BEGIN PROVIDED RECORDS

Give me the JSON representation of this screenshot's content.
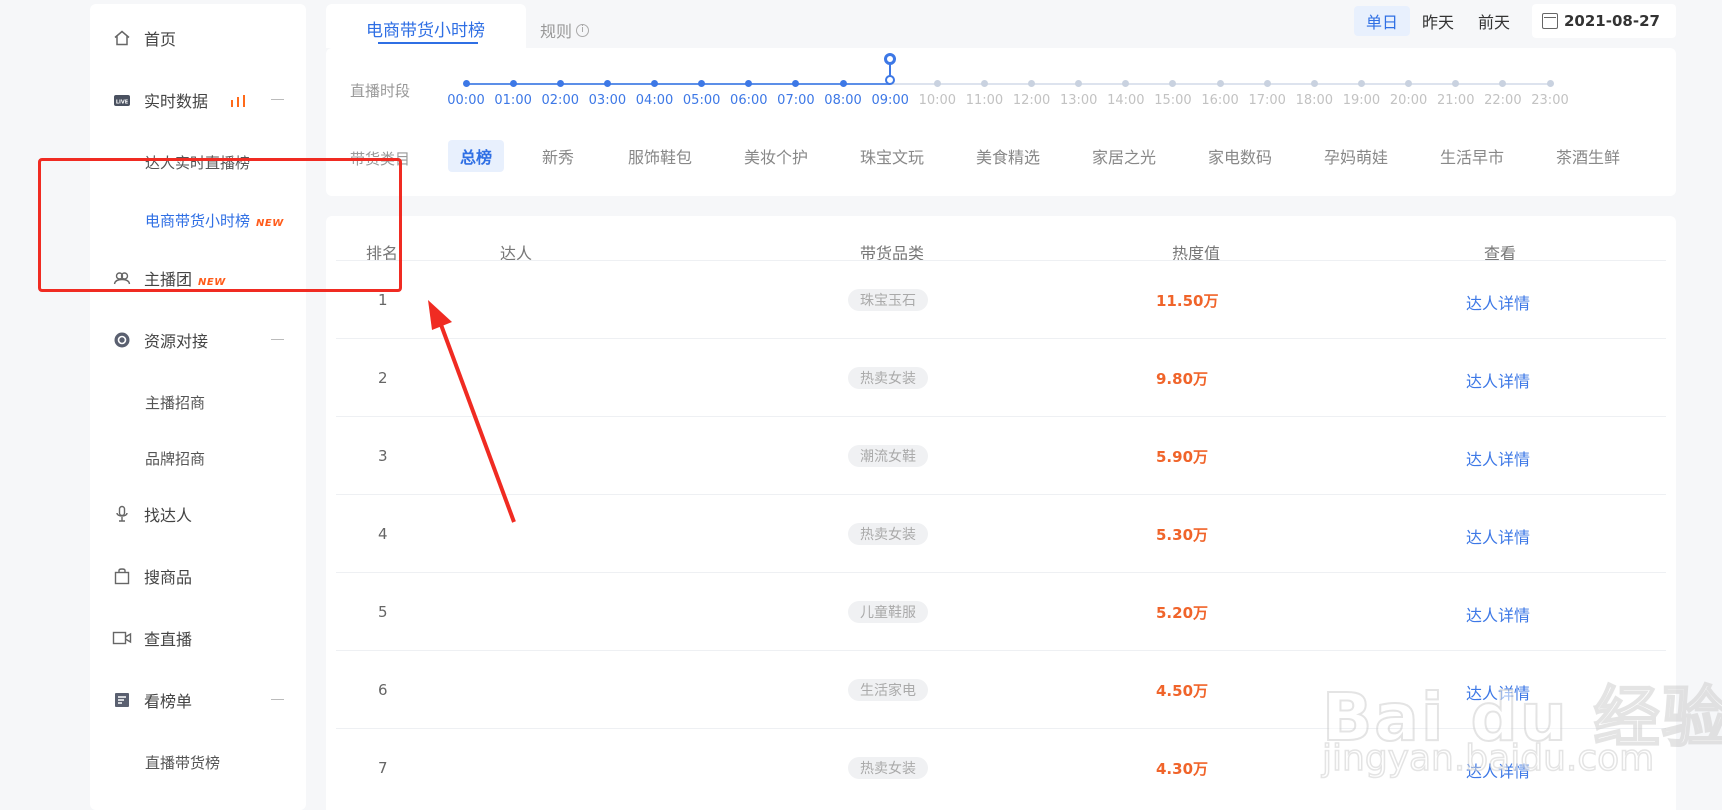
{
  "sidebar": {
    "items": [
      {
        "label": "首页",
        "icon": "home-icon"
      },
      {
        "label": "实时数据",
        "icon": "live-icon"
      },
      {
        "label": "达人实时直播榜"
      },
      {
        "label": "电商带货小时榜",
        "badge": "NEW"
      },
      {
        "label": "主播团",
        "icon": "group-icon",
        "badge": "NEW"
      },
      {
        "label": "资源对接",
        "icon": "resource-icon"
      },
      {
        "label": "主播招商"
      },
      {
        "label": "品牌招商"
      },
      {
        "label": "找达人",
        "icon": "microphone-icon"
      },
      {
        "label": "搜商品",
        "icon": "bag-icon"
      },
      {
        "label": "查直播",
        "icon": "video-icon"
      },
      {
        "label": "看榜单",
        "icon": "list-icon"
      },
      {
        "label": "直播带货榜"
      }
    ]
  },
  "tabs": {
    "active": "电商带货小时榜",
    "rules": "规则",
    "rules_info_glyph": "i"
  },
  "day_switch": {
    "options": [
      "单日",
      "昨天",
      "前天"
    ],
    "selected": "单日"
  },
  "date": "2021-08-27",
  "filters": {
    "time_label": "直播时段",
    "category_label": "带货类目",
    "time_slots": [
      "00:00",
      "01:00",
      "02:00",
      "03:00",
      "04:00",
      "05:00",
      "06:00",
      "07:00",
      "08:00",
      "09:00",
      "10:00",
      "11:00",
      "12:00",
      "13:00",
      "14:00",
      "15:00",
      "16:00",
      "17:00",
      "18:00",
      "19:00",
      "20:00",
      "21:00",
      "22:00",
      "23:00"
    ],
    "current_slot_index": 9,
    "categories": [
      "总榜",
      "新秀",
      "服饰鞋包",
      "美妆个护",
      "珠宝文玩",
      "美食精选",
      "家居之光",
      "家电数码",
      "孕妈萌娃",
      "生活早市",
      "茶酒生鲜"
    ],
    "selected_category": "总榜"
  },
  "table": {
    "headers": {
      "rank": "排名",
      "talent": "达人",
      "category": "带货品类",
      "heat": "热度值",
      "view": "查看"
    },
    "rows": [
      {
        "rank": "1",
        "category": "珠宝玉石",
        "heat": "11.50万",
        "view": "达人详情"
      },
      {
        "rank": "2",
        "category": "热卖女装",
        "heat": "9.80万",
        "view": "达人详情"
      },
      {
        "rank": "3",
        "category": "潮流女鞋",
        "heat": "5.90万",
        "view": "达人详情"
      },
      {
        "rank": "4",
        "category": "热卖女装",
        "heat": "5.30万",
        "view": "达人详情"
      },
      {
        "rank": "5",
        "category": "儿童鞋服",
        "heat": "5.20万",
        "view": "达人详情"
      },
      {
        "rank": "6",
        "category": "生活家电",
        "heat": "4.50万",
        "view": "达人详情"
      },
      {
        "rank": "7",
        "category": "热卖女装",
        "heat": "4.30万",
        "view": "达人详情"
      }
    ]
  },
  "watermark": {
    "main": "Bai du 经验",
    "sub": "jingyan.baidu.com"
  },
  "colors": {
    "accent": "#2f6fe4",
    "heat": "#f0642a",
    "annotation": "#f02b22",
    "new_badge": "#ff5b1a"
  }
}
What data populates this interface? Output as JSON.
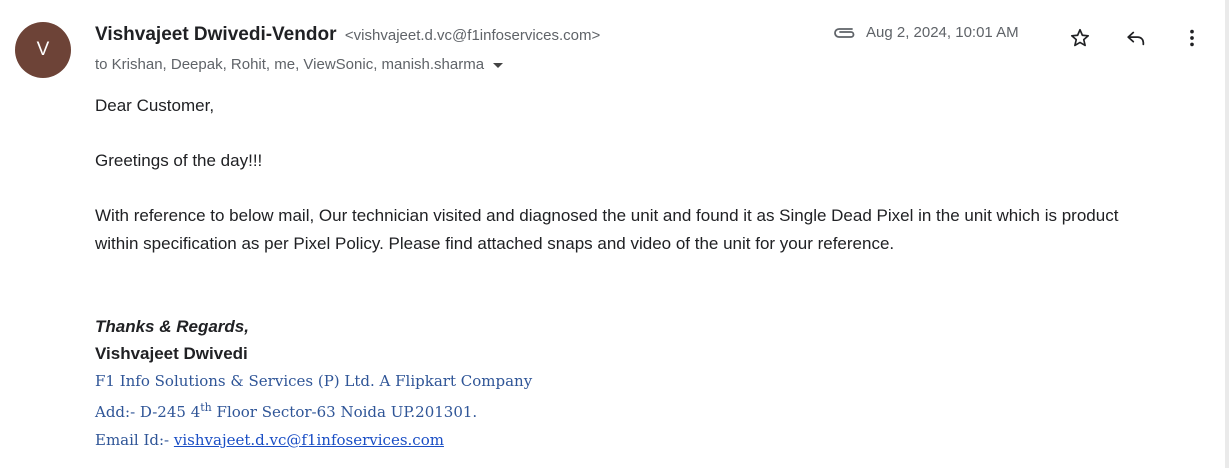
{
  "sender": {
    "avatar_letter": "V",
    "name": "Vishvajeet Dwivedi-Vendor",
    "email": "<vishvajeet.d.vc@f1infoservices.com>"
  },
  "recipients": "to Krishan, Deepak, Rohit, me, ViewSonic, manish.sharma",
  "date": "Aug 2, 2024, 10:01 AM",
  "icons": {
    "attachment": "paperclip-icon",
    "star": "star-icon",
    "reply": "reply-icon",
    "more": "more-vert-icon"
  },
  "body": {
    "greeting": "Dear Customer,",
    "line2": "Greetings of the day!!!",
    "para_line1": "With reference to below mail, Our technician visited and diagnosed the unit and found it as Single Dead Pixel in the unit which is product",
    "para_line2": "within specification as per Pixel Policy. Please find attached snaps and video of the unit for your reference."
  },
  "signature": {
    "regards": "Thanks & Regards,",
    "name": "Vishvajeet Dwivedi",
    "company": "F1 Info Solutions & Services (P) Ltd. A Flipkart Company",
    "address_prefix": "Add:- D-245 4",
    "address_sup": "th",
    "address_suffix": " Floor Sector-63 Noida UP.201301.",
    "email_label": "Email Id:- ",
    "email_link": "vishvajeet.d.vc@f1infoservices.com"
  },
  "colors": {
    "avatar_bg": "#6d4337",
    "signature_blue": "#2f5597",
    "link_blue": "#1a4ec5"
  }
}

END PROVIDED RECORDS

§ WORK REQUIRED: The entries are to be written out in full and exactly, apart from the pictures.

§ THE ANSWER:
Give me the JSON representation of this screenshot's content.
{
  "sidebar": {
    "items": [
      {
        "label": "首页",
        "icon": "home-icon"
      },
      {
        "label": "实时数据",
        "icon": "live-icon"
      },
      {
        "label": "达人实时直播榜"
      },
      {
        "label": "电商带货小时榜",
        "badge": "NEW"
      },
      {
        "label": "主播团",
        "icon": "group-icon",
        "badge": "NEW"
      },
      {
        "label": "资源对接",
        "icon": "resource-icon"
      },
      {
        "label": "主播招商"
      },
      {
        "label": "品牌招商"
      },
      {
        "label": "找达人",
        "icon": "microphone-icon"
      },
      {
        "label": "搜商品",
        "icon": "bag-icon"
      },
      {
        "label": "查直播",
        "icon": "video-icon"
      },
      {
        "label": "看榜单",
        "icon": "list-icon"
      },
      {
        "label": "直播带货榜"
      }
    ]
  },
  "tabs": {
    "active": "电商带货小时榜",
    "rules": "规则",
    "rules_info_glyph": "i"
  },
  "day_switch": {
    "options": [
      "单日",
      "昨天",
      "前天"
    ],
    "selected": "单日"
  },
  "date": "2021-08-27",
  "filters": {
    "time_label": "直播时段",
    "category_label": "带货类目",
    "time_slots": [
      "00:00",
      "01:00",
      "02:00",
      "03:00",
      "04:00",
      "05:00",
      "06:00",
      "07:00",
      "08:00",
      "09:00",
      "10:00",
      "11:00",
      "12:00",
      "13:00",
      "14:00",
      "15:00",
      "16:00",
      "17:00",
      "18:00",
      "19:00",
      "20:00",
      "21:00",
      "22:00",
      "23:00"
    ],
    "current_slot_index": 9,
    "categories": [
      "总榜",
      "新秀",
      "服饰鞋包",
      "美妆个护",
      "珠宝文玩",
      "美食精选",
      "家居之光",
      "家电数码",
      "孕妈萌娃",
      "生活早市",
      "茶酒生鲜"
    ],
    "selected_category": "总榜"
  },
  "table": {
    "headers": {
      "rank": "排名",
      "talent": "达人",
      "category": "带货品类",
      "heat": "热度值",
      "view": "查看"
    },
    "rows": [
      {
        "rank": "1",
        "category": "珠宝玉石",
        "heat": "11.50万",
        "view": "达人详情"
      },
      {
        "rank": "2",
        "category": "热卖女装",
        "heat": "9.80万",
        "view": "达人详情"
      },
      {
        "rank": "3",
        "category": "潮流女鞋",
        "heat": "5.90万",
        "view": "达人详情"
      },
      {
        "rank": "4",
        "category": "热卖女装",
        "heat": "5.30万",
        "view": "达人详情"
      },
      {
        "rank": "5",
        "category": "儿童鞋服",
        "heat": "5.20万",
        "view": "达人详情"
      },
      {
        "rank": "6",
        "category": "生活家电",
        "heat": "4.50万",
        "view": "达人详情"
      },
      {
        "rank": "7",
        "category": "热卖女装",
        "heat": "4.30万",
        "view": "达人详情"
      }
    ]
  },
  "watermark": {
    "main": "Bai du 经验",
    "sub": "jingyan.baidu.com"
  },
  "colors": {
    "accent": "#2f6fe4",
    "heat": "#f0642a",
    "annotation": "#f02b22",
    "new_badge": "#ff5b1a"
  }
}
What data populates this interface? Output as JSON.
{
  "sender": {
    "avatar_letter": "V",
    "name": "Vishvajeet Dwivedi-Vendor",
    "email": "<vishvajeet.d.vc@f1infoservices.com>"
  },
  "recipients": "to Krishan, Deepak, Rohit, me, ViewSonic, manish.sharma",
  "date": "Aug 2, 2024, 10:01 AM",
  "icons": {
    "attachment": "paperclip-icon",
    "star": "star-icon",
    "reply": "reply-icon",
    "more": "more-vert-icon"
  },
  "body": {
    "greeting": "Dear Customer,",
    "line2": "Greetings of the day!!!",
    "para_line1": "With reference to below mail, Our technician visited and diagnosed the unit and found it as Single Dead Pixel in the unit which is product",
    "para_line2": "within specification as per Pixel Policy. Please find attached snaps and video of the unit for your reference."
  },
  "signature": {
    "regards": "Thanks & Regards,",
    "name": "Vishvajeet Dwivedi",
    "company": "F1 Info Solutions & Services (P) Ltd. A Flipkart Company",
    "address_prefix": "Add:- D-245 4",
    "address_sup": "th",
    "address_suffix": " Floor Sector-63 Noida UP.201301.",
    "email_label": "Email Id:- ",
    "email_link": "vishvajeet.d.vc@f1infoservices.com"
  },
  "colors": {
    "avatar_bg": "#6d4337",
    "signature_blue": "#2f5597",
    "link_blue": "#1a4ec5"
  }
}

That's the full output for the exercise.